— Task statement —
Your answer must be every line of the data below that holds the string "Detail", copied exactly.
....................
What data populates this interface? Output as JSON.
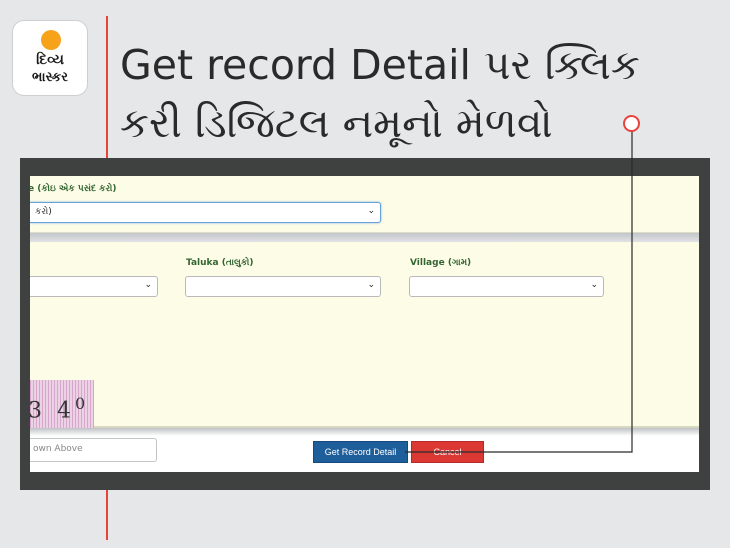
{
  "brand": {
    "logo_line1": "દિવ્ય",
    "logo_line2": "ભાસ્કર"
  },
  "headline": {
    "text": "Get record Detail પર ક્લિક\nકરી ડિજિટલ નમૂનો મેળવો"
  },
  "form": {
    "top_label": "e (કોઇ એક પસંદ કરો)",
    "top_select_value": "કરો)",
    "taluka_label": "Taluka (તાલુકો)",
    "village_label": "Village (ગામ)",
    "captcha_text": "3 4",
    "captcha_sup": "0",
    "captcha_placeholder": "own Above"
  },
  "buttons": {
    "get_record": "Get Record Detail",
    "cancel": "Cancel"
  },
  "colors": {
    "accent": "#e8433b",
    "get_button": "#1d5e9b",
    "cancel_button": "#db3833"
  }
}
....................
— Result —
    "text": "Get record Detail પર ક્લિક\nકરી ડિજિટલ નમૂનો મેળવો"
    "get_record": "Get Record Detail",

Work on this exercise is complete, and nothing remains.